Load factor – A quantity related to connected load, installed load, and contracted load capacity. Utilities use load factor to establish a minimum billing demand. Normally known as the ratio of average load to peak load, expressed as a percentage.
Loss – Energy (kilowatt-hours) and power (kilowatts) lost in an electrical system; losses occur principally as waste heat.
Megawatt (MW) – One thousand kilowatts or one million watts.
Neutral – The conductor chosen as the return path for the current from the load to the source in power-measurement procedures. The neutral conductor normally is grounded and will carry unbalanced current in three-phase circuits and the return current in single-phase circuits.
Peak load – Maximum electricity demand.
Power – The time rate of generating, transferring, or using electric energy, usually expressed in kilowatts.
Power factor – The ratio of real power in watts of an alternating-current circuit to the apparent power in volt-amperes. In addition, the cosine of the phase angle between the voltages applied to a load and the current passing through it. It's always between zero and one. Purely resistive load will have a power factor of 1.0 and a motor load will have about a .8 power factor.
Power pool – Two or more interconnected electric systems planned and operated to supply power in the most reliable, economical manner for their combined load requirements and maintenance program.
Service – Conductors operating at less than 600 volts from Otter Tail Power Company's transformer, pedestal, or pole to a building. If the conductors do not end on a building, these conductors are secondary and NOT service wires. Example: Wire to meter pole on farm or meter pedestal next to mobile home is secondary.

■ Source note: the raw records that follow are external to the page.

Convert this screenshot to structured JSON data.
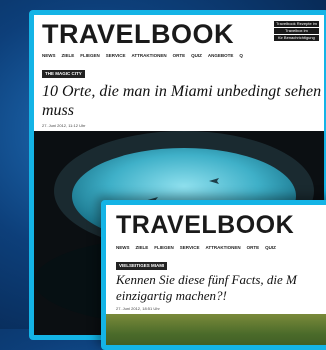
{
  "back_article": {
    "logo": "TRAVELBOOK",
    "top_buttons": [
      "Travelbook Rezepte im",
      "Travelbox im",
      "für Benachrichtigung"
    ],
    "nav": [
      "NEWS",
      "ZIELE",
      "FLIEGEN",
      "SERVICE",
      "ATTRAKTIONEN",
      "ORTE",
      "QUIZ",
      "ANGEBOTE",
      "Q"
    ],
    "category": "THE MAGIC CITY",
    "headline": "10 Orte, die man in Miami unbedingt sehen muss",
    "date": "27. Juni 2012, 11:12 Uhr"
  },
  "front_article": {
    "logo": "TRAVELBOOK",
    "nav": [
      "NEWS",
      "ZIELE",
      "FLIEGEN",
      "SERVICE",
      "ATTRAKTIONEN",
      "ORTE",
      "QUIZ"
    ],
    "category": "VIELSEITIGES MIAMI",
    "headline_line1": "Kennen Sie diese fünf Facts, die M",
    "headline_line2": "einzigartig machen?!",
    "date": "27. Juni 2012, 18:51 Uhr"
  },
  "colors": {
    "frame_accent": "#14b4e6",
    "background": "#0d3f7a",
    "aquarium_water": "#3fb0c8"
  }
}
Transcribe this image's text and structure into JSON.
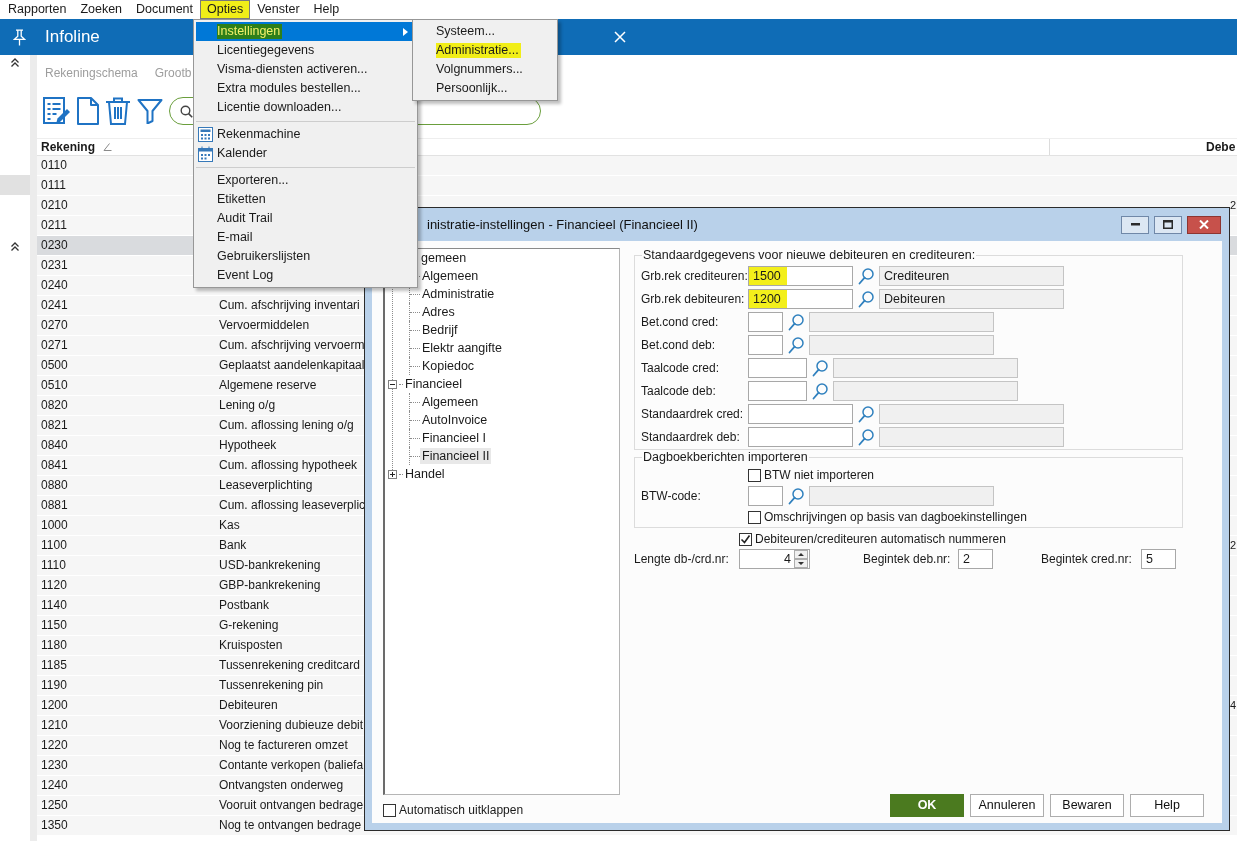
{
  "menubar": [
    {
      "label": "Rapporten",
      "selected": false,
      "highlighted": false
    },
    {
      "label": "Zoeken",
      "selected": false,
      "highlighted": false
    },
    {
      "label": "Document",
      "selected": false,
      "highlighted": false
    },
    {
      "label": "Opties",
      "selected": true,
      "highlighted": true
    },
    {
      "label": "Venster",
      "selected": false,
      "highlighted": false
    },
    {
      "label": "Help",
      "selected": false,
      "highlighted": false
    }
  ],
  "app": {
    "title": "Infoline"
  },
  "view_tabs": [
    {
      "label": "Rekeningschema"
    },
    {
      "label": "Grootb"
    }
  ],
  "table": {
    "columns": [
      {
        "label": "Rekening",
        "sorted": true
      },
      {
        "label": "Debe",
        "sorted": false
      }
    ],
    "rows": [
      {
        "account": "0110",
        "selected": false
      },
      {
        "account": "0111",
        "selected": false
      },
      {
        "account": "0210",
        "column_3": "2",
        "selected": false
      },
      {
        "account": "0211",
        "selected": false
      },
      {
        "account": "0230",
        "selected": true
      },
      {
        "account": "0231",
        "selected": false
      },
      {
        "account": "0240",
        "selected": false
      },
      {
        "account": "0241",
        "description": "Cum. afschrijving inventari",
        "selected": false
      },
      {
        "account": "0270",
        "description": "Vervoermiddelen",
        "selected": false
      },
      {
        "account": "0271",
        "description": "Cum. afschrijving vervoerm",
        "selected": false
      },
      {
        "account": "0500",
        "description": "Geplaatst aandelenkapitaal",
        "selected": false
      },
      {
        "account": "0510",
        "description": "Algemene reserve",
        "selected": false
      },
      {
        "account": "0820",
        "description": "Lening o/g",
        "selected": false
      },
      {
        "account": "0821",
        "description": "Cum. aflossing lening o/g",
        "selected": false
      },
      {
        "account": "0840",
        "description": "Hypotheek",
        "selected": false
      },
      {
        "account": "0841",
        "description": "Cum. aflossing hypotheek",
        "selected": false
      },
      {
        "account": "0880",
        "description": "Leaseverplichting",
        "selected": false
      },
      {
        "account": "0881",
        "description": "Cum. aflossing leaseverplic",
        "selected": false
      },
      {
        "account": "1000",
        "description": "Kas",
        "selected": false
      },
      {
        "account": "1100",
        "description": "Bank",
        "column_3": "2",
        "selected": false
      },
      {
        "account": "1110",
        "description": "USD-bankrekening",
        "selected": false
      },
      {
        "account": "1120",
        "description": "GBP-bankrekening",
        "selected": false
      },
      {
        "account": "1140",
        "description": "Postbank",
        "selected": false
      },
      {
        "account": "1150",
        "description": "G-rekening",
        "selected": false
      },
      {
        "account": "1180",
        "description": "Kruisposten",
        "selected": false
      },
      {
        "account": "1185",
        "description": "Tussenrekening creditcard",
        "selected": false
      },
      {
        "account": "1190",
        "description": "Tussenrekening pin",
        "selected": false
      },
      {
        "account": "1200",
        "description": "Debiteuren",
        "column_3": "4",
        "selected": false
      },
      {
        "account": "1210",
        "description": "Voorziening dubieuze debit",
        "selected": false
      },
      {
        "account": "1220",
        "description": "Nog te factureren omzet",
        "selected": false
      },
      {
        "account": "1230",
        "description": "Contante verkopen (baliefa",
        "selected": false
      },
      {
        "account": "1240",
        "description": "Ontvangsten onderweg",
        "selected": false
      },
      {
        "account": "1250",
        "description": "Vooruit ontvangen bedrage",
        "selected": false
      },
      {
        "account": "1350",
        "description": "Nog te ontvangen bedrage",
        "selected": false
      }
    ]
  },
  "options_menu": {
    "items": [
      {
        "kind": "item",
        "label": "Instellingen",
        "submenu": true,
        "selected": true,
        "highlighted": true
      },
      {
        "kind": "item",
        "label": "Licentiegegevens",
        "submenu": false,
        "selected": false,
        "highlighted": false
      },
      {
        "kind": "item",
        "label": "Visma-diensten activeren...",
        "submenu": false,
        "selected": false,
        "highlighted": false
      },
      {
        "kind": "item",
        "label": "Extra modules bestellen...",
        "submenu": false,
        "selected": false,
        "highlighted": false
      },
      {
        "kind": "item",
        "label": "Licentie downloaden...",
        "submenu": false,
        "selected": false,
        "highlighted": false
      },
      {
        "kind": "separator"
      },
      {
        "kind": "calculator",
        "label": "Rekenmachine",
        "submenu": false,
        "selected": false,
        "highlighted": false
      },
      {
        "kind": "calendar",
        "label": "Kalender",
        "submenu": false,
        "selected": false,
        "highlighted": false
      },
      {
        "kind": "separator"
      },
      {
        "kind": "item",
        "label": "Exporteren...",
        "submenu": false,
        "selected": false,
        "highlighted": false
      },
      {
        "kind": "item",
        "label": "Etiketten",
        "submenu": false,
        "selected": false,
        "highlighted": false
      },
      {
        "kind": "item",
        "label": "Audit Trail",
        "submenu": false,
        "selected": false,
        "highlighted": false
      },
      {
        "kind": "item",
        "label": "E-mail",
        "submenu": false,
        "selected": false,
        "highlighted": false
      },
      {
        "kind": "item",
        "label": "Gebruikerslijsten",
        "submenu": false,
        "selected": false,
        "highlighted": false
      },
      {
        "kind": "item",
        "label": "Event Log",
        "submenu": false,
        "selected": false,
        "highlighted": false
      }
    ]
  },
  "settings_submenu": {
    "items": [
      {
        "label": "Systeem...",
        "highlighted": false
      },
      {
        "label": "Administratie...",
        "highlighted": true
      },
      {
        "label": "Volgnummers...",
        "highlighted": false
      },
      {
        "label": "Persoonlijk...",
        "highlighted": false
      }
    ]
  },
  "dialog": {
    "title": "inistratie-instellingen - Financieel (Financieel II)",
    "tree": [
      {
        "label": "gemeen",
        "selected": false,
        "children": [
          {
            "label": "Algemeen",
            "selected": false
          },
          {
            "label": "Administratie",
            "selected": false
          },
          {
            "label": "Adres",
            "selected": false
          },
          {
            "label": "Bedrijf",
            "selected": false
          },
          {
            "label": "Elektr aangifte",
            "selected": false
          },
          {
            "label": "Kopiedoc",
            "selected": false
          }
        ]
      },
      {
        "label": "Financieel",
        "expanded": true,
        "selected": false,
        "children": [
          {
            "label": "Algemeen",
            "selected": false
          },
          {
            "label": "AutoInvoice",
            "selected": false
          },
          {
            "label": "Financieel I",
            "selected": false
          },
          {
            "label": "Financieel II",
            "selected": true
          }
        ]
      },
      {
        "label": "Handel",
        "expanded": false,
        "selected": false
      }
    ],
    "auto_expand": {
      "label": "Automatisch uitklappen",
      "checked": false
    },
    "groups": [
      {
        "title": "Standaardgegevens voor nieuwe debiteuren en crediteuren:",
        "rows": [
          {
            "kind": "account",
            "label": "Grb.rek crediteuren:",
            "value": "1500",
            "highlighted": true,
            "description": "Crediteuren"
          },
          {
            "kind": "account",
            "label": "Grb.rek debiteuren:",
            "value": "1200",
            "highlighted": true,
            "description": "Debiteuren"
          },
          {
            "kind": "condition",
            "label": "Bet.cond cred:",
            "highlighted": false
          },
          {
            "kind": "condition",
            "label": "Bet.cond deb:",
            "highlighted": false
          },
          {
            "kind": "language",
            "label": "Taalcode cred:",
            "highlighted": false
          },
          {
            "kind": "language",
            "label": "Taalcode deb:",
            "highlighted": false
          },
          {
            "kind": "account",
            "label": "Standaardrek cred:",
            "highlighted": false
          },
          {
            "kind": "account",
            "label": "Standaardrek deb:",
            "highlighted": false
          }
        ]
      },
      {
        "title": "Dagboekberichten importeren",
        "rows": [
          {
            "kind": "checkbox",
            "label": "BTW niet importeren",
            "checked": false
          },
          {
            "kind": "condition",
            "label": "BTW-code:",
            "highlighted": false
          },
          {
            "kind": "checkbox",
            "label": "Omschrijvingen op basis van dagboekinstellingen",
            "checked": false
          }
        ]
      }
    ],
    "auto_number": {
      "label": "Debiteuren/crediteuren automatisch nummeren",
      "checked": true
    },
    "number_fields": [
      {
        "kind": "spinner",
        "label": "Lengte db-/crd.nr:",
        "value": "4"
      },
      {
        "kind": "text",
        "label": "Begintek deb.nr:",
        "value": "2"
      },
      {
        "kind": "text",
        "label": "Begintek cred.nr:",
        "value": "5"
      }
    ],
    "buttons": [
      {
        "label": "OK",
        "primary": true
      },
      {
        "label": "Annuleren",
        "primary": false
      },
      {
        "label": "Bewaren",
        "primary": false
      },
      {
        "label": "Help",
        "primary": false
      }
    ]
  }
}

Service entrance – Conductors installed and paid for by the customer between the point of attachment of the service or secondary and the customer's service equipment within or on a building.
Service equipment – The circuit breakers or switches and fuses installed and paid for by the customer and located near the point of entrance of the service entrance; intended to be the main controls and means of cutoff for the electric supply to the building.
Single-phase – An alternating-current circuit in which only one phase of current is available in a two-conductor or three-conductor system.
Step-down transformer – A device for changing the small current at high voltage that's transmitted from power plant to local substation into larger current at lower voltage for consumer use.
Subbituminous coal – A high-energy soft coal that ranks below bituminous coal but higher than lignite in energy value. It generally has high heat content and can be readily ground for easy combustion. We use subbituminous coal to generate electricity at Hoot Lake Plant and Big Stone Plant.
Substation – Equipment used for switching and/or changing or regulating the voltage of electricity. Step-down substations reduce voltage and step-up substations raise voltage.
Transformer – An electromagnetic device for changing the voltage of alternating-current electricity.
Transmission – The process of transporting electric energy in bulk from a source of supply to other parts of the system or to another utility.
Transmission line – A circuit on the same line of poles or structures operating at relatively high voltage—contrast with distribution lines that operate at lower voltages.
Turbine generator – A device consisting of blades attached to a shaft that generates electricity.
Voltage (v) – The force that causes current to flow through a conductor. One volt equals the force required to produce a current flow of one ampere through a resistance of one ohm. Potential energy; a measure of the difference in electrical potential of two points.
Watt (w) – A measure of real power; power required to do work at the rate of one joule per second. It's the power expended when one ampere of direct current flows through a resistance of one ohm under a pressure of one volt. It's analogous to horsepower or foot-pounds per minute of mechanical power.